Stocker uses dart gun to medicate cattle
Remote injection system reduces stress, labor
By Lindsay West
In today's cattle industry, reducing animal stress can save the producer unnecessary expenses, but finding a way to do so can be challenging.
Mark Waters of Pawnee, Okla., has found such a way to reduce stress in his stockers, using common sense and a little innovation.
Having ranched all his life, Waters is no stranger to running cattle. His stocker operation consists of 1,200 deeded and leased acres in north central Oklahoma, where lush grasses and rolling hills provide the ideal location for raising beef. Although his cattle numbers vary from year to year, Waters averages a turnover rate of 3,500 head annually.
When his wife Carolyn took an outside job away from the ranch, Waters had lots of land and cattle to manage on his own. So he began looking for an easier route to doctor his cattle without causing excess stress on the animal as well as himself. Finding a solution to eliminate the need to round up an entire herd just to doctor one or two calves would not only save time, but would allow Waters to complete the task on his own, without the need for extra labor.
That's where a good old fashion rifle came into place. Many cattlemen carry such a tool on a rack in the back glass of their pick-ups, however, this rifle isn't your normal coyote gun. It's a doctoring tool that fires specially designed darts loaded with medication into cattle. It's a tool, Water says, that's made his life easier.
"It's not that complicated," he said, "but I've used remote injections systems for 20 years.
"Let's say you've got a calf on a pasture 10 miles away and he's got some foot rot," Waters said. "Naxcel easily clears foot rot up, so instead of having to pull a bunch of cattle in and fetch a trailer and bring him back home, I can give him a shot from the truck and he'll be better the next day. It takes away all of the stress if they are sick."
The handmade 10cc darts can be loaded with medication to treat anything from scours to runny noses. If Waters spots a sick calf while checking cattle in his pick-up, he simply loads a dart with the necessary medicine just as you would fill a syringe, places the dart into the rifle's magazine, aims and fires at the ill animal.
Not only has this unique method of animal health care made managing his herd easier, Waters also says its cost effective. "I think the darts cost $3.35 a piece," he said. "I can't drive down my own driveway for that little with the way gas is today. You can carry it with you and doctor them right there, and right then. It's a real good, labor and cost saving tool."
Waters has sold several versions of his remote injection system and said his area in north central Oklahoma is most likely the highest concentrated area that uses them.

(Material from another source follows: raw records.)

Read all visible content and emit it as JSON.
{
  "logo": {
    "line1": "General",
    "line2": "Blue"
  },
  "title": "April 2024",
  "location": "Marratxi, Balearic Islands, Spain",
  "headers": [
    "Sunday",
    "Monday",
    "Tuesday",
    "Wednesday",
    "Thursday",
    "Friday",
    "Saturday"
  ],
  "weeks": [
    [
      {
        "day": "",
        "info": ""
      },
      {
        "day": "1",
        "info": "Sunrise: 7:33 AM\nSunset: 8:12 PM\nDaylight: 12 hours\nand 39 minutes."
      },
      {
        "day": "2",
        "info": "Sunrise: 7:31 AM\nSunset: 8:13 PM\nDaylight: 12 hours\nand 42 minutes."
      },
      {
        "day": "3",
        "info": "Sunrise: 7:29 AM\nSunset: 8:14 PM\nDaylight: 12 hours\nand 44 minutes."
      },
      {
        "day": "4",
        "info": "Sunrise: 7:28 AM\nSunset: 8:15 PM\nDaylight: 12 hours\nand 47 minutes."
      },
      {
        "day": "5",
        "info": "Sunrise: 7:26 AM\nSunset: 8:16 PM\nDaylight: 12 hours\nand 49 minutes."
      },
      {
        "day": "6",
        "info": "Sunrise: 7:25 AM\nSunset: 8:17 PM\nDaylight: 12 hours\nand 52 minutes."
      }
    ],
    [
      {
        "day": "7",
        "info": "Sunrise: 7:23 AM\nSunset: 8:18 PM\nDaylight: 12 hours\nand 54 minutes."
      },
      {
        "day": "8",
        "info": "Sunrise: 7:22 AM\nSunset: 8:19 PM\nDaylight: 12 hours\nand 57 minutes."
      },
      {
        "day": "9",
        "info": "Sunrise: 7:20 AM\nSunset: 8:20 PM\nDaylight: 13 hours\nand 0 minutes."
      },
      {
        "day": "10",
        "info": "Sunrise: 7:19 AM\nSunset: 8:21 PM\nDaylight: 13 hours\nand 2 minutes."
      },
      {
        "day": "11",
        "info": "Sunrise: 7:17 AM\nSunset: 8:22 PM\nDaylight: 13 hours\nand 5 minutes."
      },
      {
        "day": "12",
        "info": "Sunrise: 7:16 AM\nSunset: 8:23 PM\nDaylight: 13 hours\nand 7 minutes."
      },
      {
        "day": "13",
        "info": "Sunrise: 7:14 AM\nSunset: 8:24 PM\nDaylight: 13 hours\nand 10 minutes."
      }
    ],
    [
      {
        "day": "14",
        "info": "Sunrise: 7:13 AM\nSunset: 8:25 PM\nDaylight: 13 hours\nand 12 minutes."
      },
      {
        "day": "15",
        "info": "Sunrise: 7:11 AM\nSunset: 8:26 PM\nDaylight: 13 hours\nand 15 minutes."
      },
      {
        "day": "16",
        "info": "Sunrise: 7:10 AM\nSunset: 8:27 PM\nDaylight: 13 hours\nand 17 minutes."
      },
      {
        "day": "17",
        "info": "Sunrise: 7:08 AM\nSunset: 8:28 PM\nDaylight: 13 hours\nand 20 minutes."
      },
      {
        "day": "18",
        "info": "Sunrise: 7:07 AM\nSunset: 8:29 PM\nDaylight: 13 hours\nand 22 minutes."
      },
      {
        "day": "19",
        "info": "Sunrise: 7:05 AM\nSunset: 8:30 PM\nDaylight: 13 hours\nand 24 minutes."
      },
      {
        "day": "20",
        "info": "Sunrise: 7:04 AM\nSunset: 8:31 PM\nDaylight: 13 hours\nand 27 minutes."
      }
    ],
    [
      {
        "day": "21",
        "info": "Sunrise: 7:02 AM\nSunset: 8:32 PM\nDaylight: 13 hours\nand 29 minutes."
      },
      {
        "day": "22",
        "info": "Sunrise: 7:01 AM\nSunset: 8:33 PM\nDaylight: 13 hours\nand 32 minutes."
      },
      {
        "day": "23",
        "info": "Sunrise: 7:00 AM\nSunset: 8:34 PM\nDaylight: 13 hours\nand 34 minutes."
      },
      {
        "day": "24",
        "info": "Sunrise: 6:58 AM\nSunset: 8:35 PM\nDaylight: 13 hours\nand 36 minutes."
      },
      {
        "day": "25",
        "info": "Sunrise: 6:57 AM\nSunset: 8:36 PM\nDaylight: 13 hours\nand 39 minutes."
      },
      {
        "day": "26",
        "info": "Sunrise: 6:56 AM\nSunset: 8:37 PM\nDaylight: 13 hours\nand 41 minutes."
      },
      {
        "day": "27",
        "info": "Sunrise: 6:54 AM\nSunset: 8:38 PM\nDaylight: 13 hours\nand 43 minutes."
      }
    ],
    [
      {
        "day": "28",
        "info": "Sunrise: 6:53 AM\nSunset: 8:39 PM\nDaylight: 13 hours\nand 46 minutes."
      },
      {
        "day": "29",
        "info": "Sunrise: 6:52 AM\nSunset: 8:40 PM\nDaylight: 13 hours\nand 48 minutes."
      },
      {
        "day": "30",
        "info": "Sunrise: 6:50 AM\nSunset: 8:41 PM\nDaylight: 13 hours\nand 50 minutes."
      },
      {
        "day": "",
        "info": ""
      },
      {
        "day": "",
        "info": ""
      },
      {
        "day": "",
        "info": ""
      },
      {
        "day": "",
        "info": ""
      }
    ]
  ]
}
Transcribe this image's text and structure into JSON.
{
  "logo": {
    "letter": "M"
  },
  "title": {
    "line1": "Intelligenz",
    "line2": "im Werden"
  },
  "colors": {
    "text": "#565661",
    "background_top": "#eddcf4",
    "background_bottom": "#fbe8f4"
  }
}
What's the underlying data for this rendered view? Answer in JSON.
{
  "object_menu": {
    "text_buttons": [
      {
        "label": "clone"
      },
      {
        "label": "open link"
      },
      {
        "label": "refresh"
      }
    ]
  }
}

Waters points out before-and-after pictures of a calf before it was medicated with the dart system in the morning and then after being doctored that same afternoon.
"This old boy, oh, he was sick," he explained. "I had 85 head out in the pasture at that time and all the rest of them were down at the feed troughs eating and I found this one laying away from the rest. Instead of penning him, I shot him with some Baytril and some Naxcel."
"The next morning it was really foggy and I didn't know if he'd be dead or if I would have a tough time finding him." Waters then pointed out a picture of the animal that morning. "Since he was so sick, I went ahead and gave him two doses of A180 after that and saved him. He about paid for the gun right there."
"If you can doctor one when he first shows up sick, instead of waiting until the next morning, it makes it a whole lot easier on everybody. You can give him a shot right then and that's all you'll have to give him. If you wait a few days, you'll end up doctoring him for a week."
Waters said that after incorporating the remote injection system into his operation, he has virtually eliminated the need for a sick pen. "I would take the horse and pen them in a sick pen but I don't have to do that anymore. I sure miss a horse once in a while, but it got to the point it was more trouble than it was worth to me."
"Instead of pulling in 30, 40 or even the whole bunch when I see a couple of cattle that are sick and run them around in that heat to get to the two that I wanted to doctor, I will have made three or four more sick," Waters said. "So I'll just doctor them right where they are and leave them alone and not stress them. It's all about stress."
"It's a real handy tool. I would have a hard time operating without it."